▶ [How to complete this task]: Write the data below out again, exactly as each line reads.

[[ Data provided open ]]

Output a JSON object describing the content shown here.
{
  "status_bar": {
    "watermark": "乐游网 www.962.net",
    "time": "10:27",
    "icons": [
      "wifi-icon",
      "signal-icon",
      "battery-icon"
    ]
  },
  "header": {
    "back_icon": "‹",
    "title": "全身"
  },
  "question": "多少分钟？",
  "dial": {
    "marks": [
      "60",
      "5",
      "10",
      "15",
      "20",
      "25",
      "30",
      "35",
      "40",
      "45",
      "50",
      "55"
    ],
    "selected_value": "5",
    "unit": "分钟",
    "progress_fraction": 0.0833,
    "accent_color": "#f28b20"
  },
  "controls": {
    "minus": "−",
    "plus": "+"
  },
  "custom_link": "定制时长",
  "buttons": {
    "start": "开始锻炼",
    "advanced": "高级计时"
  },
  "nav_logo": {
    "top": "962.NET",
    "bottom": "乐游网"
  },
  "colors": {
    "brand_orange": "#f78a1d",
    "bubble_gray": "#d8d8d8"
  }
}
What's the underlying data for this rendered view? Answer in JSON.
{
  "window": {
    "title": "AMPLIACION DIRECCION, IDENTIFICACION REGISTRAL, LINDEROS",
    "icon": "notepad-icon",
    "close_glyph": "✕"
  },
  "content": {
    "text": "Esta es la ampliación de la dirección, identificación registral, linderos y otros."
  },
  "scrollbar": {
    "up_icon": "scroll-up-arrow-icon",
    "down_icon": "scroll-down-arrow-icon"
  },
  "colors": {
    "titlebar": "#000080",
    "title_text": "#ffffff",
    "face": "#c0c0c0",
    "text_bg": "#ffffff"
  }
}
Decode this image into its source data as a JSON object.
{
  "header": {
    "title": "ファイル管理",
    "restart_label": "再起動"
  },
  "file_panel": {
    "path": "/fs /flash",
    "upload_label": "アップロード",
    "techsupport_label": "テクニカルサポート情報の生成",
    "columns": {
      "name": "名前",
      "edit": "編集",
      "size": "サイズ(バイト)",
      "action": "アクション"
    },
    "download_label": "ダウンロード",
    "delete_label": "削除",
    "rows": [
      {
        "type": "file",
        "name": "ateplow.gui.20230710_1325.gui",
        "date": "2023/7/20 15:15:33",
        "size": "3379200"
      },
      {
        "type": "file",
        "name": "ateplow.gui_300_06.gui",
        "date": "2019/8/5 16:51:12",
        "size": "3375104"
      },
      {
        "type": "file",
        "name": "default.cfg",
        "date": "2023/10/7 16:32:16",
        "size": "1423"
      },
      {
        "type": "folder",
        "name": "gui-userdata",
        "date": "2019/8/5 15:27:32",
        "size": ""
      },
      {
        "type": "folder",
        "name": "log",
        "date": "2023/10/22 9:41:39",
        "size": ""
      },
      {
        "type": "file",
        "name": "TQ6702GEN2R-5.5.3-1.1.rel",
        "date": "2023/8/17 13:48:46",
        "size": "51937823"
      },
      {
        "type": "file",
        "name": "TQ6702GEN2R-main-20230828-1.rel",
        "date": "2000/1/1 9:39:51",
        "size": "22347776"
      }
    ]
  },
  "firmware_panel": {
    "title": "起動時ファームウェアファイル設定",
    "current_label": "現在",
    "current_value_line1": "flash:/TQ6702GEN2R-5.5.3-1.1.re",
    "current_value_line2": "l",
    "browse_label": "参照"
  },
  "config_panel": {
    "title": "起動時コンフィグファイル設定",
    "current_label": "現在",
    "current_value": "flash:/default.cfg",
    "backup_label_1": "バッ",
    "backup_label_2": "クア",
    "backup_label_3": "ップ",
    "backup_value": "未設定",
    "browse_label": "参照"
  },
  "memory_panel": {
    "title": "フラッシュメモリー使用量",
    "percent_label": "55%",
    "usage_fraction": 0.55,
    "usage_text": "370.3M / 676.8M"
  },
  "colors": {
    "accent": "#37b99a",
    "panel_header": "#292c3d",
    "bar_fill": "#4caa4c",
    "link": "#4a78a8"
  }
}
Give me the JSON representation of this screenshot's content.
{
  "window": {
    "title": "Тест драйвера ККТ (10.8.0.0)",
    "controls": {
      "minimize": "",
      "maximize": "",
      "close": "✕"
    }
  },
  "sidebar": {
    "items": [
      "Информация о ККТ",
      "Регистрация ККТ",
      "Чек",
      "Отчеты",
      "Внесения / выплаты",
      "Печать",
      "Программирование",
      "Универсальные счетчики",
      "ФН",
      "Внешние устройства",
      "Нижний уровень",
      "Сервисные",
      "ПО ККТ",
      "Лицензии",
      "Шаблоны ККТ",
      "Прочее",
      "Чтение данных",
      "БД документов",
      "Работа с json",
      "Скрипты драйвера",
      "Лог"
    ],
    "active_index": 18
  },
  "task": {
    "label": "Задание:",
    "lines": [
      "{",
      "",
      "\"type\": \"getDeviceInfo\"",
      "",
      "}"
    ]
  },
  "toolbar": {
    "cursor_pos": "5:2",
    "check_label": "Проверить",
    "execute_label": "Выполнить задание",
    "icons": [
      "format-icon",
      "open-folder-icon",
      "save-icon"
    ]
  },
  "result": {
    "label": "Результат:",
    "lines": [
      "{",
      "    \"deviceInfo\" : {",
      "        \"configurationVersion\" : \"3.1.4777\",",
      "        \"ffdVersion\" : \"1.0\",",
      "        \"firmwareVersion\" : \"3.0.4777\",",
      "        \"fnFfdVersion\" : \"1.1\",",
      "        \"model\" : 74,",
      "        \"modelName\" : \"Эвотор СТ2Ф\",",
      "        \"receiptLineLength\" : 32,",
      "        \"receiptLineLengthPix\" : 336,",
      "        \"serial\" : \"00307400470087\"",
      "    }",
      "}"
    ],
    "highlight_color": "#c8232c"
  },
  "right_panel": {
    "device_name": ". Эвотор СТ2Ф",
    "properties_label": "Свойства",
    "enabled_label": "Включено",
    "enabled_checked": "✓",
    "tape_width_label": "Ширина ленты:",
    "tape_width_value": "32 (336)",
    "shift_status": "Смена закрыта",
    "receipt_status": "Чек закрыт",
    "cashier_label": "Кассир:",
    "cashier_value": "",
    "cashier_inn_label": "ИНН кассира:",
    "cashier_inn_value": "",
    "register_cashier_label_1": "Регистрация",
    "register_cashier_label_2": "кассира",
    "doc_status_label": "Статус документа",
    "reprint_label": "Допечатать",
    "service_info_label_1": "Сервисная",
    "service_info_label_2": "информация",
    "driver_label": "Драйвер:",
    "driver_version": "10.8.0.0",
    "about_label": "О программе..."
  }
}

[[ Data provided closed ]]

▶ [Exercise response]:
Output a JSON object describing the content shown here.
{
  "status_bar": {
    "watermark": "乐游网 www.962.net",
    "time": "10:27",
    "icons": [
      "wifi-icon",
      "signal-icon",
      "battery-icon"
    ]
  },
  "header": {
    "back_icon": "‹",
    "title": "全身"
  },
  "question": "多少分钟？",
  "dial": {
    "marks": [
      "60",
      "5",
      "10",
      "15",
      "20",
      "25",
      "30",
      "35",
      "40",
      "45",
      "50",
      "55"
    ],
    "selected_value": "5",
    "unit": "分钟",
    "progress_fraction": 0.0833,
    "accent_color": "#f28b20"
  },
  "controls": {
    "minus": "−",
    "plus": "+"
  },
  "custom_link": "定制时长",
  "buttons": {
    "start": "开始锻炼",
    "advanced": "高级计时"
  },
  "nav_logo": {
    "top": "962.NET",
    "bottom": "乐游网"
  },
  "colors": {
    "brand_orange": "#f78a1d",
    "bubble_gray": "#d8d8d8"
  }
}
What's the underlying data for this rendered view? Answer in JSON.
{
  "window": {
    "title": "AMPLIACION DIRECCION, IDENTIFICACION REGISTRAL, LINDEROS",
    "icon": "notepad-icon",
    "close_glyph": "✕"
  },
  "content": {
    "text": "Esta es la ampliación de la dirección, identificación registral, linderos y otros."
  },
  "scrollbar": {
    "up_icon": "scroll-up-arrow-icon",
    "down_icon": "scroll-down-arrow-icon"
  },
  "colors": {
    "titlebar": "#000080",
    "title_text": "#ffffff",
    "face": "#c0c0c0",
    "text_bg": "#ffffff"
  }
}
Decode this image into its source data as a JSON object.
{
  "header": {
    "title": "ファイル管理",
    "restart_label": "再起動"
  },
  "file_panel": {
    "path": "/fs /flash",
    "upload_label": "アップロード",
    "techsupport_label": "テクニカルサポート情報の生成",
    "columns": {
      "name": "名前",
      "edit": "編集",
      "size": "サイズ(バイト)",
      "action": "アクション"
    },
    "download_label": "ダウンロード",
    "delete_label": "削除",
    "rows": [
      {
        "type": "file",
        "name": "ateplow.gui.20230710_1325.gui",
        "date": "2023/7/20 15:15:33",
        "size": "3379200"
      },
      {
        "type": "file",
        "name": "ateplow.gui_300_06.gui",
        "date": "2019/8/5 16:51:12",
        "size": "3375104"
      },
      {
        "type": "file",
        "name": "default.cfg",
        "date": "2023/10/7 16:32:16",
        "size": "1423"
      },
      {
        "type": "folder",
        "name": "gui-userdata",
        "date": "2019/8/5 15:27:32",
        "size": ""
      },
      {
        "type": "folder",
        "name": "log",
        "date": "2023/10/22 9:41:39",
        "size": ""
      },
      {
        "type": "file",
        "name": "TQ6702GEN2R-5.5.3-1.1.rel",
        "date": "2023/8/17 13:48:46",
        "size": "51937823"
      },
      {
        "type": "file",
        "name": "TQ6702GEN2R-main-20230828-1.rel",
        "date": "2000/1/1 9:39:51",
        "size": "22347776"
      }
    ]
  },
  "firmware_panel": {
    "title": "起動時ファームウェアファイル設定",
    "current_label": "現在",
    "current_value_line1": "flash:/TQ6702GEN2R-5.5.3-1.1.re",
    "current_value_line2": "l",
    "browse_label": "参照"
  },
  "config_panel": {
    "title": "起動時コンフィグファイル設定",
    "current_label": "現在",
    "current_value": "flash:/default.cfg",
    "backup_label_1": "バッ",
    "backup_label_2": "クア",
    "backup_label_3": "ップ",
    "backup_value": "未設定",
    "browse_label": "参照"
  },
  "memory_panel": {
    "title": "フラッシュメモリー使用量",
    "percent_label": "55%",
    "usage_fraction": 0.55,
    "usage_text": "370.3M / 676.8M"
  },
  "colors": {
    "accent": "#37b99a",
    "panel_header": "#292c3d",
    "bar_fill": "#4caa4c",
    "link": "#4a78a8"
  }
}
Give me the JSON representation of this screenshot's content.
{
  "window": {
    "title": "Тест драйвера ККТ (10.8.0.0)",
    "controls": {
      "minimize": "",
      "maximize": "",
      "close": "✕"
    }
  },
  "sidebar": {
    "items": [
      "Информация о ККТ",
      "Регистрация ККТ",
      "Чек",
      "Отчеты",
      "Внесения / выплаты",
      "Печать",
      "Программирование",
      "Универсальные счетчики",
      "ФН",
      "Внешние устройства",
      "Нижний уровень",
      "Сервисные",
      "ПО ККТ",
      "Лицензии",
      "Шаблоны ККТ",
      "Прочее",
      "Чтение данных",
      "БД документов",
      "Работа с json",
      "Скрипты драйвера",
      "Лог"
    ],
    "active_index": 18
  },
  "task": {
    "label": "Задание:",
    "lines": [
      "{",
      "",
      "\"type\": \"getDeviceInfo\"",
      "",
      "}"
    ]
  },
  "toolbar": {
    "cursor_pos": "5:2",
    "check_label": "Проверить",
    "execute_label": "Выполнить задание",
    "icons": [
      "format-icon",
      "open-folder-icon",
      "save-icon"
    ]
  },
  "result": {
    "label": "Результат:",
    "lines": [
      "{",
      "    \"deviceInfo\" : {",
      "        \"configurationVersion\" : \"3.1.4777\",",
      "        \"ffdVersion\" : \"1.0\",",
      "        \"firmwareVersion\" : \"3.0.4777\",",
      "        \"fnFfdVersion\" : \"1.1\",",
      "        \"model\" : 74,",
      "        \"modelName\" : \"Эвотор СТ2Ф\",",
      "        \"receiptLineLength\" : 32,",
      "        \"receiptLineLengthPix\" : 336,",
      "        \"serial\" : \"00307400470087\"",
      "    }",
      "}"
    ],
    "highlight_color": "#c8232c"
  },
  "right_panel": {
    "device_name": ". Эвотор СТ2Ф",
    "properties_label": "Свойства",
    "enabled_label": "Включено",
    "enabled_checked": "✓",
    "tape_width_label": "Ширина ленты:",
    "tape_width_value": "32 (336)",
    "shift_status": "Смена закрыта",
    "receipt_status": "Чек закрыт",
    "cashier_label": "Кассир:",
    "cashier_value": "",
    "cashier_inn_label": "ИНН кассира:",
    "cashier_inn_value": "",
    "register_cashier_label_1": "Регистрация",
    "register_cashier_label_2": "кассира",
    "doc_status_label": "Статус документа",
    "reprint_label": "Допечатать",
    "service_info_label_1": "Сервисная",
    "service_info_label_2": "информация",
    "driver_label": "Драйвер:",
    "driver_version": "10.8.0.0",
    "about_label": "О программе..."
  }
}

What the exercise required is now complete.